_EXTRACTED RECORDS:_
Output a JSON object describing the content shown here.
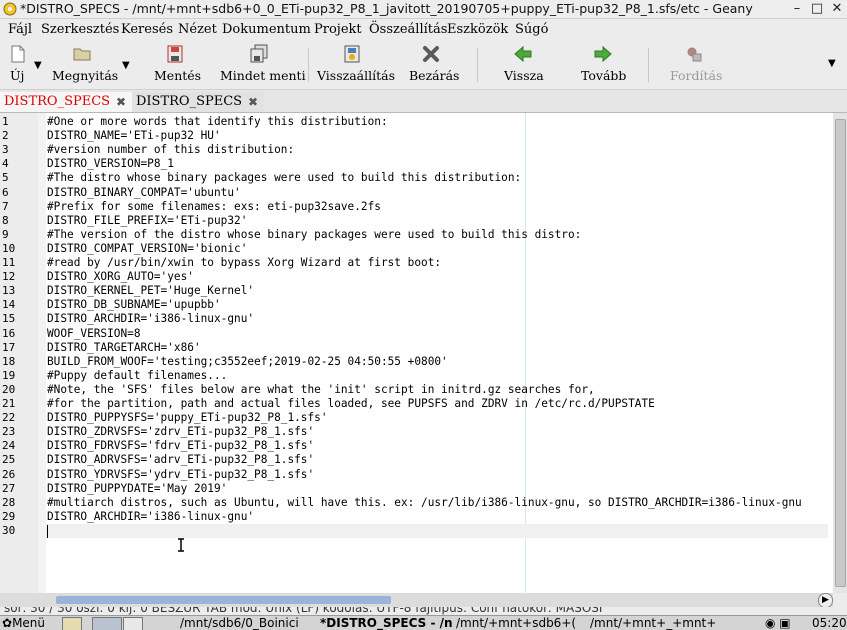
{
  "window": {
    "title": "*DISTRO_SPECS - /mnt/+mnt+sdb6+0_0_ETi-pup32_P8_1_javitott_20190705+puppy_ETi-pup32_P8_1.sfs/etc - Geany",
    "app_icon": "geany-icon",
    "minimize": "–",
    "maximize": "□",
    "close": "✕"
  },
  "menu": {
    "items": [
      "Fájl",
      "Szerkesztés",
      "Keresés",
      "Nézet",
      "Dokumentum",
      "Projekt",
      "Összeállítás",
      "Eszközök",
      "Súgó"
    ]
  },
  "toolbar": {
    "new_label": "Új",
    "open_label": "Megnyitás",
    "save_label": "Mentés",
    "save_all_label": "Mindet menti",
    "revert_label": "Visszaállítás",
    "close_label": "Bezárás",
    "back_label": "Vissza",
    "forward_label": "Tovább",
    "compile_label": "Fordítás",
    "dropdown": "▼",
    "overflow": "▼",
    "colors": {
      "back_arrow": "#4fa83a",
      "forward_arrow": "#4fa83a",
      "close_x": "#5a5a5a"
    }
  },
  "tabs": [
    {
      "label": "DISTRO_SPECS",
      "modified": true,
      "active": true,
      "close": "✖"
    },
    {
      "label": "DISTRO_SPECS",
      "modified": false,
      "active": false,
      "close": "✖"
    }
  ],
  "colors": {
    "modified_tab": "#e00000",
    "current_line": "#f0f0f0",
    "edge_line": "#d7ebe6"
  },
  "editor": {
    "lines": [
      "#One or more words that identify this distribution:",
      "DISTRO_NAME='ETi-pup32 HU'",
      "#version number of this distribution:",
      "DISTRO_VERSION=P8_1",
      "#The distro whose binary packages were used to build this distribution:",
      "DISTRO_BINARY_COMPAT='ubuntu'",
      "#Prefix for some filenames: exs: eti-pup32save.2fs",
      "DISTRO_FILE_PREFIX='ETi-pup32'",
      "#The version of the distro whose binary packages were used to build this distro:",
      "DISTRO_COMPAT_VERSION='bionic'",
      "#read by /usr/bin/xwin to bypass Xorg Wizard at first boot:",
      "DISTRO_XORG_AUTO='yes'",
      "DISTRO_KERNEL_PET='Huge_Kernel'",
      "DISTRO_DB_SUBNAME='upupbb'",
      "DISTRO_ARCHDIR='i386-linux-gnu'",
      "WOOF_VERSION=8",
      "DISTRO_TARGETARCH='x86'",
      "BUILD_FROM_WOOF='testing;c3552eef;2019-02-25 04:50:55 +0800'",
      "#Puppy default filenames...",
      "#Note, the 'SFS' files below are what the 'init' script in initrd.gz searches for,",
      "#for the partition, path and actual files loaded, see PUPSFS and ZDRV in /etc/rc.d/PUPSTATE",
      "DISTRO_PUPPYSFS='puppy_ETi-pup32_P8_1.sfs'",
      "DISTRO_ZDRVSFS='zdrv_ETi-pup32_P8_1.sfs'",
      "DISTRO_FDRVSFS='fdrv_ETi-pup32_P8_1.sfs'",
      "DISTRO_ADRVSFS='adrv_ETi-pup32_P8_1.sfs'",
      "DISTRO_YDRVSFS='ydrv_ETi-pup32_P8_1.sfs'",
      "DISTRO_PUPPYDATE='May 2019'",
      "#multiarch distros, such as Ubuntu, will have this. ex: /usr/lib/i386-linux-gnu, so DISTRO_ARCHDIR=i386-linux-gnu",
      "DISTRO_ARCHDIR='i386-linux-gnu'",
      ""
    ],
    "current_line": 30
  },
  "statusbar": {
    "text": "sor: 30 / 30   oszl: 0   kij: 0   BESZÚR   TAB   mód: Unix (LF)   kódolás: UTF-8   fájltípus: Conf   hatókör: MÁSOSÍ"
  },
  "taskbar": {
    "menu_label": "Menü",
    "items": [
      "/mnt/sdb6/0_Boinici",
      "*DISTRO_SPECS - /n",
      "/mnt/+mnt+sdb6+(",
      "/mnt/+mnt+_+mnt+"
    ],
    "clock": "05:20"
  }
}
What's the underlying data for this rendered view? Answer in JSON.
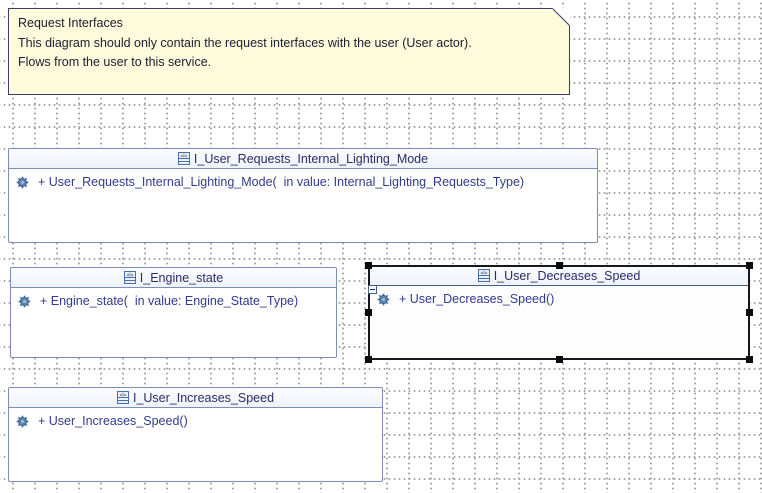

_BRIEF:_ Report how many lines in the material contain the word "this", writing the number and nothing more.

_ANSWER BELOW:_ 6